Playing on television screens at Walter Reed was the inspirational video Cleland had starred in as a senator to help the newly injured returning from war.

"The irony was overwhelming," he said. "I mean, you know, because I could see myself saying those things and they were great and accurate at the time, but I hadn't received the second wound, the second Vietnam, the second loss of sense of meaning and purpose and direction in life.

"I would look down the hall," he added, "and I would see a younger generation, you know, missing arms, legs ... and I thought, 'Oh my God.'"

Obama Names Cleland Secretary of the American Battle Monuments Commission

Through medication, therapy and the help of longtime friends, Cleland has recovered from the long-simmering pain. Ironically, Cleland benefitted from some of the same assistance for shell-shocked veterans that he himself pushed for as head of the Veterans Administration.
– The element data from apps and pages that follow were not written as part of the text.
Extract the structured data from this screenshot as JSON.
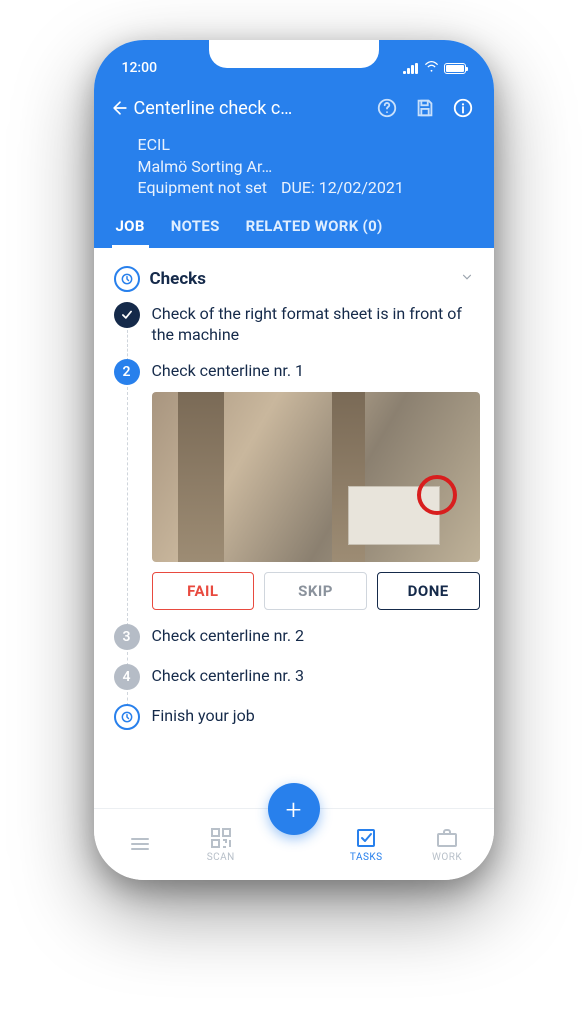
{
  "statusbar": {
    "time": "12:00"
  },
  "header": {
    "title": "Centerline check c…",
    "meta": {
      "org": "ECIL",
      "location": "Malmö Sorting Ar…",
      "equipment": "Equipment not set",
      "due_label": "DUE:",
      "due_date": "12/02/2021"
    }
  },
  "tabs": {
    "job": "JOB",
    "notes": "NOTES",
    "related": "RELATED WORK (0)"
  },
  "section": {
    "title": "Checks"
  },
  "steps": [
    {
      "num": "✓",
      "text": "Check of the right format sheet is in front of the machine"
    },
    {
      "num": "2",
      "text": "Check centerline nr. 1"
    },
    {
      "num": "3",
      "text": "Check centerline nr. 2"
    },
    {
      "num": "4",
      "text": "Check centerline nr. 3"
    },
    {
      "num": "⏱",
      "text": "Finish your job"
    }
  ],
  "buttons": {
    "fail": "FAIL",
    "skip": "SKIP",
    "done": "DONE"
  },
  "nav": {
    "scan": "SCAN",
    "tasks": "TASKS",
    "work": "WORK"
  }
}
"Depression is a real thing. I mean, it takes you over. It takes over your life. And I mean, I don't want to ever, ever, ever go through anything like that again. Never," Cleland said. "And thank God for the grace of God and the help of friends and the people at Walter Reed who counseled me through it and some medication which I am no longer on but was on for a while. So, you know, I was lucky to survive all of that -- just like Vietnam."
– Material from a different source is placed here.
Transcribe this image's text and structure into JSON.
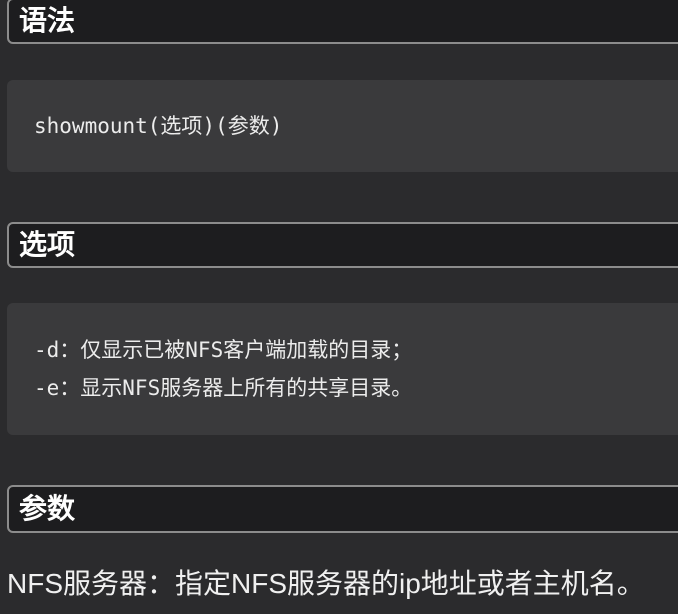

This year, President Obama appointed Cleland as secretary of the American Battle Monuments Commission, the federal agency responsible for overseeing monuments and cemeteries in 25 foreign countries honoring the 125,000 U.S. servicemen and servicewomen buried overseas and the 95,000 U.S. forces missing in action as a result of foreign wars.

By being able to honor the fallen and their sacrifice, Cleland said he sees his life coming full circle.

"Now, I'm charged with helping to provide a sense of meaning and purpose ... that matches my own search for meaning," he told ABC News.

"Archibald MacLeish, who lost a brother in World War I who is buried in Flanders Field, said this in a wonderful poem: 'We give you our death, give them their meaning.' So it is really up to us, the living, to provide that meaning for those who have given their all for this country. And that is the way I look at it, that is the challenge that I have," Cleland said.